**EXERCISE OBJECTIVE**
Repeat the data below in full. Pictures must not be part of the copy.

**PROVIDED MATERIAL**
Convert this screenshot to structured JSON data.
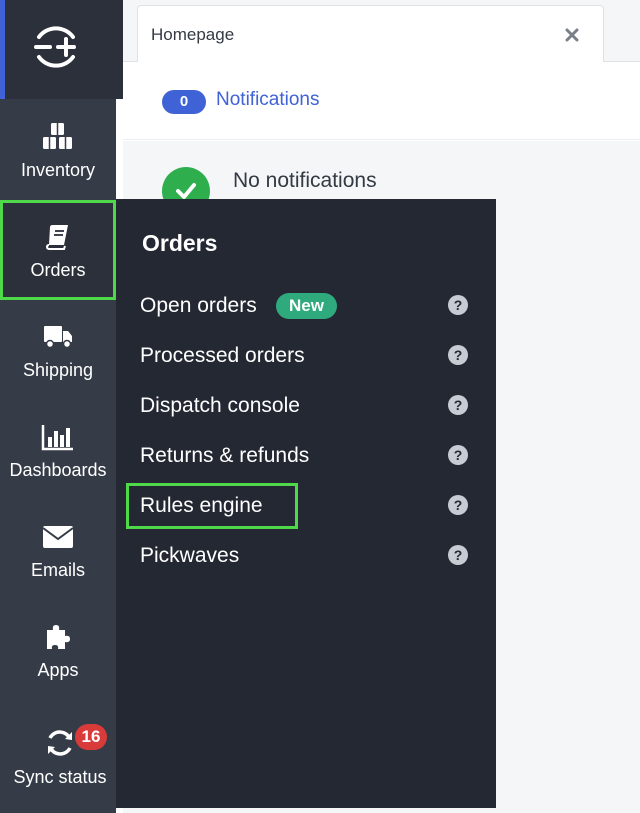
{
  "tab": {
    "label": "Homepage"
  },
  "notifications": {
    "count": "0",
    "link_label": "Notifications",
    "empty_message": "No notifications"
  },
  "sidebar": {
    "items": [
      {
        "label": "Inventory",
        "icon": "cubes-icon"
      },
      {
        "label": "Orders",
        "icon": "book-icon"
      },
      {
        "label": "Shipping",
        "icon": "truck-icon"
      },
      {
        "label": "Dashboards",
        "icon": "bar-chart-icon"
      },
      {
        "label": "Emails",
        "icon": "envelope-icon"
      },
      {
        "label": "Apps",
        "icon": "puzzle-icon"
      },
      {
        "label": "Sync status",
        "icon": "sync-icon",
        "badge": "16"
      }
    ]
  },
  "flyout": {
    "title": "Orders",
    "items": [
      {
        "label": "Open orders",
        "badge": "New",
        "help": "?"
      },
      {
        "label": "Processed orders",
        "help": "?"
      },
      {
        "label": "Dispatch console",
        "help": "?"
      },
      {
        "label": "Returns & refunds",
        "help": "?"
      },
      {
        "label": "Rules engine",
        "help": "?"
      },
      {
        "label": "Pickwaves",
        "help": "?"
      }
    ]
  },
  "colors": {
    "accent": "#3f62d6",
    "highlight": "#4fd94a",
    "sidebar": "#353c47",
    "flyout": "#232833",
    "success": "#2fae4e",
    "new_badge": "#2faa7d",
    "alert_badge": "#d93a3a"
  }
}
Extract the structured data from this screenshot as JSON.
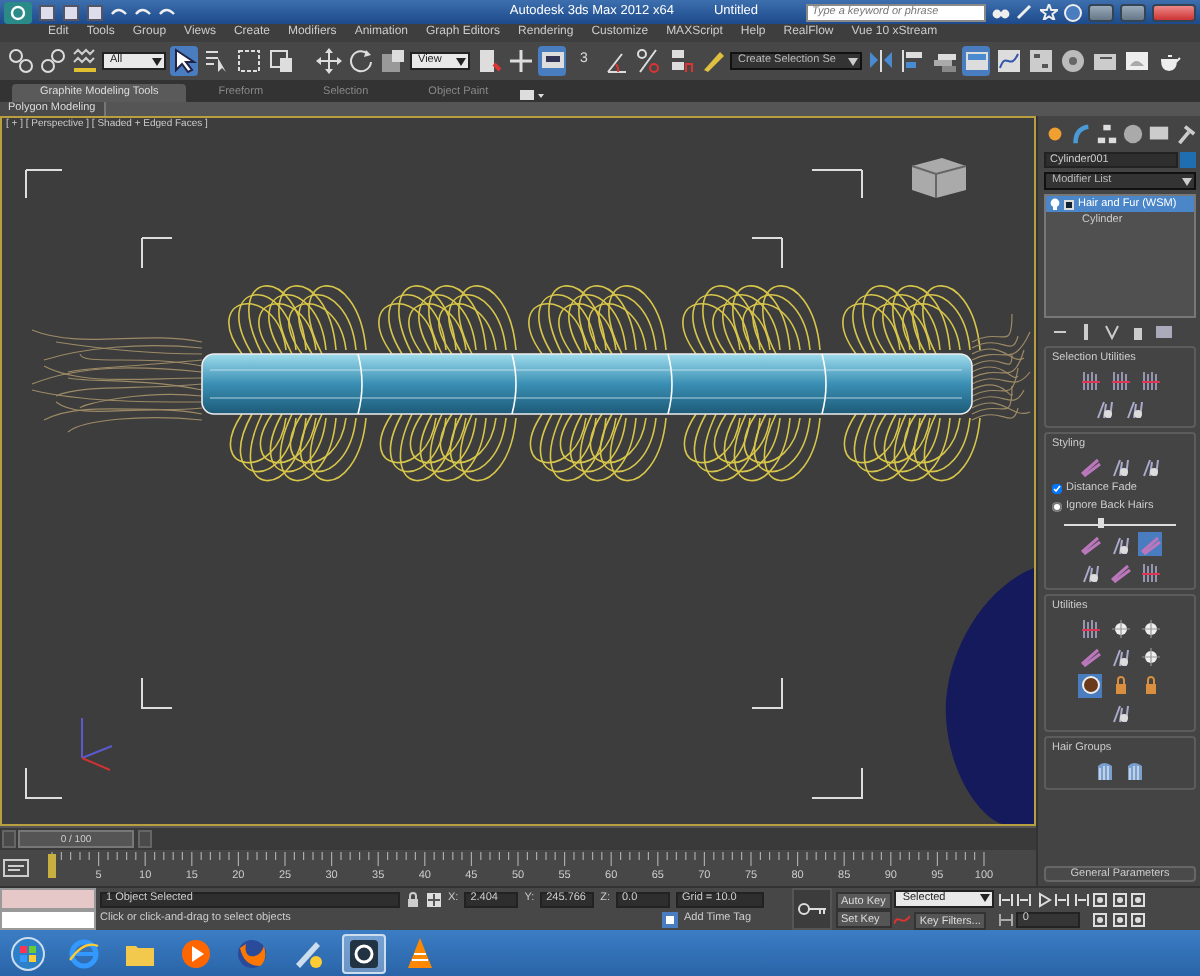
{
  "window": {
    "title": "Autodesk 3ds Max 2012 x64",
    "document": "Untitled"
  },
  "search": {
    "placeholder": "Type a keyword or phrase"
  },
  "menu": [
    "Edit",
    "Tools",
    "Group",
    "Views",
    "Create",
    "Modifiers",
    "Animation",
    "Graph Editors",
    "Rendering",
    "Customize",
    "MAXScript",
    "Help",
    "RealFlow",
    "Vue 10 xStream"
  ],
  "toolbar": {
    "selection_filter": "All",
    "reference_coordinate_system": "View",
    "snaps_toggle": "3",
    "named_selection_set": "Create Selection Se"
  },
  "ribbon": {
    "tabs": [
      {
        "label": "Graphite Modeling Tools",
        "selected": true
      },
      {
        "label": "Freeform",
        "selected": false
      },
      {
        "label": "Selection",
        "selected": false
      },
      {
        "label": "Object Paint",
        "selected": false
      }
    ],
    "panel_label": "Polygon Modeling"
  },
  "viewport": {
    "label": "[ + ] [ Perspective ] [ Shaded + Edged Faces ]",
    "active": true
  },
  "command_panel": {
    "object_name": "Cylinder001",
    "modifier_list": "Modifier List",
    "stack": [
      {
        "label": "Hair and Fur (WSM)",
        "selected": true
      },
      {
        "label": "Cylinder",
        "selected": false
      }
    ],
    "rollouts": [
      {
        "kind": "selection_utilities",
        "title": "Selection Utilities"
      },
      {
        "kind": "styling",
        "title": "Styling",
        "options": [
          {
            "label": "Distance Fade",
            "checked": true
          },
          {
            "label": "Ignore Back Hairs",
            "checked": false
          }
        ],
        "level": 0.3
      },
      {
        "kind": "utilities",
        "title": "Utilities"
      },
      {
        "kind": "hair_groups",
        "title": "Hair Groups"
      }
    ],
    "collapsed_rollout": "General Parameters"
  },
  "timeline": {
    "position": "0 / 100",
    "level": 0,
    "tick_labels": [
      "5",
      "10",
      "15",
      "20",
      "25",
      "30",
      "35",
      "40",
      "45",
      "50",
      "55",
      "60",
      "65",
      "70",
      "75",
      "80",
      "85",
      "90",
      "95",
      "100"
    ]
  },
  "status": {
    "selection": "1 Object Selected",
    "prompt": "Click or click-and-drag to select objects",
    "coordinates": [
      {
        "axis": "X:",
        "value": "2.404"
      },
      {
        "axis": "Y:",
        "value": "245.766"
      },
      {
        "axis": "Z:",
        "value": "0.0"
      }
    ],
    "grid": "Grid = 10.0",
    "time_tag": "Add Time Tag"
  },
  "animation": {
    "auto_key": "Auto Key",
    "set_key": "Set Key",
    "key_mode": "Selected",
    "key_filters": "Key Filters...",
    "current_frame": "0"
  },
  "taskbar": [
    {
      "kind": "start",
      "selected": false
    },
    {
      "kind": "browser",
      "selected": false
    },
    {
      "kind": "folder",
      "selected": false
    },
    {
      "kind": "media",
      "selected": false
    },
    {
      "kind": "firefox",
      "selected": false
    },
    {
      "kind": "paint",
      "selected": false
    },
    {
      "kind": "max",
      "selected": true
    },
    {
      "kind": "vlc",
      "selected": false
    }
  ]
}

**ANSWER SPACE**
Convert this screenshot to structured JSON data.
{
  "tab": {
    "label": "Homepage"
  },
  "notifications": {
    "count": "0",
    "link_label": "Notifications",
    "empty_message": "No notifications"
  },
  "sidebar": {
    "items": [
      {
        "label": "Inventory",
        "icon": "cubes-icon"
      },
      {
        "label": "Orders",
        "icon": "book-icon"
      },
      {
        "label": "Shipping",
        "icon": "truck-icon"
      },
      {
        "label": "Dashboards",
        "icon": "bar-chart-icon"
      },
      {
        "label": "Emails",
        "icon": "envelope-icon"
      },
      {
        "label": "Apps",
        "icon": "puzzle-icon"
      },
      {
        "label": "Sync status",
        "icon": "sync-icon",
        "badge": "16"
      }
    ]
  },
  "flyout": {
    "title": "Orders",
    "items": [
      {
        "label": "Open orders",
        "badge": "New",
        "help": "?"
      },
      {
        "label": "Processed orders",
        "help": "?"
      },
      {
        "label": "Dispatch console",
        "help": "?"
      },
      {
        "label": "Returns & refunds",
        "help": "?"
      },
      {
        "label": "Rules engine",
        "help": "?"
      },
      {
        "label": "Pickwaves",
        "help": "?"
      }
    ]
  },
  "colors": {
    "accent": "#3f62d6",
    "highlight": "#4fd94a",
    "sidebar": "#353c47",
    "flyout": "#232833",
    "success": "#2fae4e",
    "new_badge": "#2faa7d",
    "alert_badge": "#d93a3a"
  }
}
Extract the structured data from this screenshot as JSON.
{
  "window": {
    "title": "Autodesk 3ds Max 2012 x64",
    "document": "Untitled"
  },
  "search": {
    "placeholder": "Type a keyword or phrase"
  },
  "menu": [
    "Edit",
    "Tools",
    "Group",
    "Views",
    "Create",
    "Modifiers",
    "Animation",
    "Graph Editors",
    "Rendering",
    "Customize",
    "MAXScript",
    "Help",
    "RealFlow",
    "Vue 10 xStream"
  ],
  "toolbar": {
    "selection_filter": "All",
    "reference_coordinate_system": "View",
    "snaps_toggle": "3",
    "named_selection_set": "Create Selection Se"
  },
  "ribbon": {
    "tabs": [
      {
        "label": "Graphite Modeling Tools",
        "selected": true
      },
      {
        "label": "Freeform",
        "selected": false
      },
      {
        "label": "Selection",
        "selected": false
      },
      {
        "label": "Object Paint",
        "selected": false
      }
    ],
    "panel_label": "Polygon Modeling"
  },
  "viewport": {
    "label": "[ + ] [ Perspective ] [ Shaded + Edged Faces ]",
    "active": true
  },
  "command_panel": {
    "object_name": "Cylinder001",
    "modifier_list": "Modifier List",
    "stack": [
      {
        "label": "Hair and Fur (WSM)",
        "selected": true
      },
      {
        "label": "Cylinder",
        "selected": false
      }
    ],
    "rollouts": [
      {
        "kind": "selection_utilities",
        "title": "Selection Utilities"
      },
      {
        "kind": "styling",
        "title": "Styling",
        "options": [
          {
            "label": "Distance Fade",
            "checked": true
          },
          {
            "label": "Ignore Back Hairs",
            "checked": false
          }
        ],
        "level": 0.3
      },
      {
        "kind": "utilities",
        "title": "Utilities"
      },
      {
        "kind": "hair_groups",
        "title": "Hair Groups"
      }
    ],
    "collapsed_rollout": "General Parameters"
  },
  "timeline": {
    "position": "0 / 100",
    "level": 0,
    "tick_labels": [
      "5",
      "10",
      "15",
      "20",
      "25",
      "30",
      "35",
      "40",
      "45",
      "50",
      "55",
      "60",
      "65",
      "70",
      "75",
      "80",
      "85",
      "90",
      "95",
      "100"
    ]
  },
  "status": {
    "selection": "1 Object Selected",
    "prompt": "Click or click-and-drag to select objects",
    "coordinates": [
      {
        "axis": "X:",
        "value": "2.404"
      },
      {
        "axis": "Y:",
        "value": "245.766"
      },
      {
        "axis": "Z:",
        "value": "0.0"
      }
    ],
    "grid": "Grid = 10.0",
    "time_tag": "Add Time Tag"
  },
  "animation": {
    "auto_key": "Auto Key",
    "set_key": "Set Key",
    "key_mode": "Selected",
    "key_filters": "Key Filters...",
    "current_frame": "0"
  },
  "taskbar": [
    {
      "kind": "start",
      "selected": false
    },
    {
      "kind": "browser",
      "selected": false
    },
    {
      "kind": "folder",
      "selected": false
    },
    {
      "kind": "media",
      "selected": false
    },
    {
      "kind": "firefox",
      "selected": false
    },
    {
      "kind": "paint",
      "selected": false
    },
    {
      "kind": "max",
      "selected": true
    },
    {
      "kind": "vlc",
      "selected": false
    }
  ]
}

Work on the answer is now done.